→ **Work task**:
The answer should contain every record below, output exactly.
———
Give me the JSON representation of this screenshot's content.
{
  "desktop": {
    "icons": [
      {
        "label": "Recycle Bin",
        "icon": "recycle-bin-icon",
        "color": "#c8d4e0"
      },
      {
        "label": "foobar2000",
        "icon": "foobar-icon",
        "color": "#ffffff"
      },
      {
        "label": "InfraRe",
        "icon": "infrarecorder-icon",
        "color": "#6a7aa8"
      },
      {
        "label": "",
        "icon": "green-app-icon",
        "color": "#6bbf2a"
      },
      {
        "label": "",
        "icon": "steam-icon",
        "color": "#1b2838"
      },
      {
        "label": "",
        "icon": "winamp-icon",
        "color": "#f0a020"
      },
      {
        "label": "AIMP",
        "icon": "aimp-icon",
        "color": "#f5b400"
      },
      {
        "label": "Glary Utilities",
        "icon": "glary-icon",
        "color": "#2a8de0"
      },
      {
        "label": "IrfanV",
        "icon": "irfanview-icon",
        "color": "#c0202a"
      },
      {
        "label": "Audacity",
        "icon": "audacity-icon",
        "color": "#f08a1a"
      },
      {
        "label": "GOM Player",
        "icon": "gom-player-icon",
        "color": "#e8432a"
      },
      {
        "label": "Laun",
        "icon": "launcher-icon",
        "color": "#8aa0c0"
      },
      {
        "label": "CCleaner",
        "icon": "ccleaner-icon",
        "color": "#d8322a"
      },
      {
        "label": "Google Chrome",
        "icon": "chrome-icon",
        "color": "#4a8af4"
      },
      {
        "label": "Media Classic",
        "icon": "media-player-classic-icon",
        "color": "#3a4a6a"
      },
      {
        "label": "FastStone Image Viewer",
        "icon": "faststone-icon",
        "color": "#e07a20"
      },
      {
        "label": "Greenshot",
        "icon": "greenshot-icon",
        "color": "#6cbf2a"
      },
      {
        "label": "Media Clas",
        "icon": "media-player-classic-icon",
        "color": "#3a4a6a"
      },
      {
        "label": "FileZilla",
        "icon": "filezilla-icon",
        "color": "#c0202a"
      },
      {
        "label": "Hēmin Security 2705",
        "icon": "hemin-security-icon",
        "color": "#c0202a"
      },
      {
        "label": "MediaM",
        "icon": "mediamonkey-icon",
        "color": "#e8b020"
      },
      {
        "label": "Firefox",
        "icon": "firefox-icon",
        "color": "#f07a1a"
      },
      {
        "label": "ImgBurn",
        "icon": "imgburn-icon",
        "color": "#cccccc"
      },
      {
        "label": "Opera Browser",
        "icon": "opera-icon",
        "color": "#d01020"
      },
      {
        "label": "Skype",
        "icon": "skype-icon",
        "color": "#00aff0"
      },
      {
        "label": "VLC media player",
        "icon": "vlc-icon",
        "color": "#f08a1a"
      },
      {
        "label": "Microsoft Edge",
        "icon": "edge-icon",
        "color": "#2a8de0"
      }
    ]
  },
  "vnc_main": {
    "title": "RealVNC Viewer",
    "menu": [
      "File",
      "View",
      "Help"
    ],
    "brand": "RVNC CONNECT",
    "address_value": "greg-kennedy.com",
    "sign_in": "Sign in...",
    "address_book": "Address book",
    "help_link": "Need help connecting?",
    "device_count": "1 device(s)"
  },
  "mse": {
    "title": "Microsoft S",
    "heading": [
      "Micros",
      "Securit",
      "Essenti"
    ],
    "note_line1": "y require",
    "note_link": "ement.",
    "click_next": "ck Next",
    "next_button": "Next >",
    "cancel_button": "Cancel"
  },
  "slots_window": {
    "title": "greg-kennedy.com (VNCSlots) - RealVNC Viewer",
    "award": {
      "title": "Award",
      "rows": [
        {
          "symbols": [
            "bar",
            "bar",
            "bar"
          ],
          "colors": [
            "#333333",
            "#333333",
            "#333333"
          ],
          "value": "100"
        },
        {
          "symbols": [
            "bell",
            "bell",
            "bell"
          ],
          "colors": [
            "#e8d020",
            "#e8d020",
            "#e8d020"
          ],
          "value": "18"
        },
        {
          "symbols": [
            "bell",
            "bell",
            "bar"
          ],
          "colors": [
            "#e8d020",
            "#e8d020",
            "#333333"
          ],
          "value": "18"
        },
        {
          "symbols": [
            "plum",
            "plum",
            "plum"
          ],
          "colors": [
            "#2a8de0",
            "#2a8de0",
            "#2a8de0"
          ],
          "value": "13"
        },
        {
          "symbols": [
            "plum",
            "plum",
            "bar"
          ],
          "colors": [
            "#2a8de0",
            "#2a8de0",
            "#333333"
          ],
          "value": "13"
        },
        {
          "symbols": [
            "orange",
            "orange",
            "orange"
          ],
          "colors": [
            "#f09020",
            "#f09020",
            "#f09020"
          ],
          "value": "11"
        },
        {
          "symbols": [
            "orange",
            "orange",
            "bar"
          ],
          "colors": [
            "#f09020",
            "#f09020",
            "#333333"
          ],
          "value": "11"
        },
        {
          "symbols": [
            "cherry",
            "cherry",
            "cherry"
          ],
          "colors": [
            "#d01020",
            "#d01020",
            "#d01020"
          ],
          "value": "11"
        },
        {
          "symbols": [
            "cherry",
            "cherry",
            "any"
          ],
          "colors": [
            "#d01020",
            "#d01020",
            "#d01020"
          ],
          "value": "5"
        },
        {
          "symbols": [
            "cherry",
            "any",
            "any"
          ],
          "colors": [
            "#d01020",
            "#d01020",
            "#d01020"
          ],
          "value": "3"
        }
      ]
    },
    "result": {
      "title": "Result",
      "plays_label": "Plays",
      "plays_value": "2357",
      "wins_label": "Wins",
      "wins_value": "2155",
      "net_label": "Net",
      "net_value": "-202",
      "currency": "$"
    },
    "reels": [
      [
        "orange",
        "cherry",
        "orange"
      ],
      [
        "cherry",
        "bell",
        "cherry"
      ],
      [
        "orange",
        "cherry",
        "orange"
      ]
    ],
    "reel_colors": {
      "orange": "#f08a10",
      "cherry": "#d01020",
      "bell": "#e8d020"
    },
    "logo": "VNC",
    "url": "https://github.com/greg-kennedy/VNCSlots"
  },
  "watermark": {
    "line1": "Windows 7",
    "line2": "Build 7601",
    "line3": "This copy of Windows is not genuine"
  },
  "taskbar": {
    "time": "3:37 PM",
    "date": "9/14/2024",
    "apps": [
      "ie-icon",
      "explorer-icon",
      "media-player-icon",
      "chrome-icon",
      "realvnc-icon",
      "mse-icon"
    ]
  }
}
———
→ **Task response**:
Give me the JSON representation of this screenshot's content.
{
  "desktop": {
    "icons": [
      {
        "label": "Recycle Bin",
        "icon": "recycle-bin-icon",
        "color": "#c8d4e0"
      },
      {
        "label": "foobar2000",
        "icon": "foobar-icon",
        "color": "#ffffff"
      },
      {
        "label": "InfraRe",
        "icon": "infrarecorder-icon",
        "color": "#6a7aa8"
      },
      {
        "label": "",
        "icon": "green-app-icon",
        "color": "#6bbf2a"
      },
      {
        "label": "",
        "icon": "steam-icon",
        "color": "#1b2838"
      },
      {
        "label": "",
        "icon": "winamp-icon",
        "color": "#f0a020"
      },
      {
        "label": "AIMP",
        "icon": "aimp-icon",
        "color": "#f5b400"
      },
      {
        "label": "Glary Utilities",
        "icon": "glary-icon",
        "color": "#2a8de0"
      },
      {
        "label": "IrfanV",
        "icon": "irfanview-icon",
        "color": "#c0202a"
      },
      {
        "label": "Audacity",
        "icon": "audacity-icon",
        "color": "#f08a1a"
      },
      {
        "label": "GOM Player",
        "icon": "gom-player-icon",
        "color": "#e8432a"
      },
      {
        "label": "Laun",
        "icon": "launcher-icon",
        "color": "#8aa0c0"
      },
      {
        "label": "CCleaner",
        "icon": "ccleaner-icon",
        "color": "#d8322a"
      },
      {
        "label": "Google Chrome",
        "icon": "chrome-icon",
        "color": "#4a8af4"
      },
      {
        "label": "Media Classic",
        "icon": "media-player-classic-icon",
        "color": "#3a4a6a"
      },
      {
        "label": "FastStone Image Viewer",
        "icon": "faststone-icon",
        "color": "#e07a20"
      },
      {
        "label": "Greenshot",
        "icon": "greenshot-icon",
        "color": "#6cbf2a"
      },
      {
        "label": "Media Clas",
        "icon": "media-player-classic-icon",
        "color": "#3a4a6a"
      },
      {
        "label": "FileZilla",
        "icon": "filezilla-icon",
        "color": "#c0202a"
      },
      {
        "label": "Hēmin Security 2705",
        "icon": "hemin-security-icon",
        "color": "#c0202a"
      },
      {
        "label": "MediaM",
        "icon": "mediamonkey-icon",
        "color": "#e8b020"
      },
      {
        "label": "Firefox",
        "icon": "firefox-icon",
        "color": "#f07a1a"
      },
      {
        "label": "ImgBurn",
        "icon": "imgburn-icon",
        "color": "#cccccc"
      },
      {
        "label": "Opera Browser",
        "icon": "opera-icon",
        "color": "#d01020"
      },
      {
        "label": "Skype",
        "icon": "skype-icon",
        "color": "#00aff0"
      },
      {
        "label": "VLC media player",
        "icon": "vlc-icon",
        "color": "#f08a1a"
      },
      {
        "label": "Microsoft Edge",
        "icon": "edge-icon",
        "color": "#2a8de0"
      }
    ]
  },
  "vnc_main": {
    "title": "RealVNC Viewer",
    "menu": [
      "File",
      "View",
      "Help"
    ],
    "brand": "RVNC CONNECT",
    "address_value": "greg-kennedy.com",
    "sign_in": "Sign in...",
    "address_book": "Address book",
    "help_link": "Need help connecting?",
    "device_count": "1 device(s)"
  },
  "mse": {
    "title": "Microsoft S",
    "heading": [
      "Micros",
      "Securit",
      "Essenti"
    ],
    "note_line1": "y require",
    "note_link": "ement.",
    "click_next": "ck Next",
    "next_button": "Next >",
    "cancel_button": "Cancel"
  },
  "slots_window": {
    "title": "greg-kennedy.com (VNCSlots) - RealVNC Viewer",
    "award": {
      "title": "Award",
      "rows": [
        {
          "symbols": [
            "bar",
            "bar",
            "bar"
          ],
          "colors": [
            "#333333",
            "#333333",
            "#333333"
          ],
          "value": "100"
        },
        {
          "symbols": [
            "bell",
            "bell",
            "bell"
          ],
          "colors": [
            "#e8d020",
            "#e8d020",
            "#e8d020"
          ],
          "value": "18"
        },
        {
          "symbols": [
            "bell",
            "bell",
            "bar"
          ],
          "colors": [
            "#e8d020",
            "#e8d020",
            "#333333"
          ],
          "value": "18"
        },
        {
          "symbols": [
            "plum",
            "plum",
            "plum"
          ],
          "colors": [
            "#2a8de0",
            "#2a8de0",
            "#2a8de0"
          ],
          "value": "13"
        },
        {
          "symbols": [
            "plum",
            "plum",
            "bar"
          ],
          "colors": [
            "#2a8de0",
            "#2a8de0",
            "#333333"
          ],
          "value": "13"
        },
        {
          "symbols": [
            "orange",
            "orange",
            "orange"
          ],
          "colors": [
            "#f09020",
            "#f09020",
            "#f09020"
          ],
          "value": "11"
        },
        {
          "symbols": [
            "orange",
            "orange",
            "bar"
          ],
          "colors": [
            "#f09020",
            "#f09020",
            "#333333"
          ],
          "value": "11"
        },
        {
          "symbols": [
            "cherry",
            "cherry",
            "cherry"
          ],
          "colors": [
            "#d01020",
            "#d01020",
            "#d01020"
          ],
          "value": "11"
        },
        {
          "symbols": [
            "cherry",
            "cherry",
            "any"
          ],
          "colors": [
            "#d01020",
            "#d01020",
            "#d01020"
          ],
          "value": "5"
        },
        {
          "symbols": [
            "cherry",
            "any",
            "any"
          ],
          "colors": [
            "#d01020",
            "#d01020",
            "#d01020"
          ],
          "value": "3"
        }
      ]
    },
    "result": {
      "title": "Result",
      "plays_label": "Plays",
      "plays_value": "2357",
      "wins_label": "Wins",
      "wins_value": "2155",
      "net_label": "Net",
      "net_value": "-202",
      "currency": "$"
    },
    "reels": [
      [
        "orange",
        "cherry",
        "orange"
      ],
      [
        "cherry",
        "bell",
        "cherry"
      ],
      [
        "orange",
        "cherry",
        "orange"
      ]
    ],
    "reel_colors": {
      "orange": "#f08a10",
      "cherry": "#d01020",
      "bell": "#e8d020"
    },
    "logo": "VNC",
    "url": "https://github.com/greg-kennedy/VNCSlots"
  },
  "watermark": {
    "line1": "Windows 7",
    "line2": "Build 7601",
    "line3": "This copy of Windows is not genuine"
  },
  "taskbar": {
    "time": "3:37 PM",
    "date": "9/14/2024",
    "apps": [
      "ie-icon",
      "explorer-icon",
      "media-player-icon",
      "chrome-icon",
      "realvnc-icon",
      "mse-icon"
    ]
  }
}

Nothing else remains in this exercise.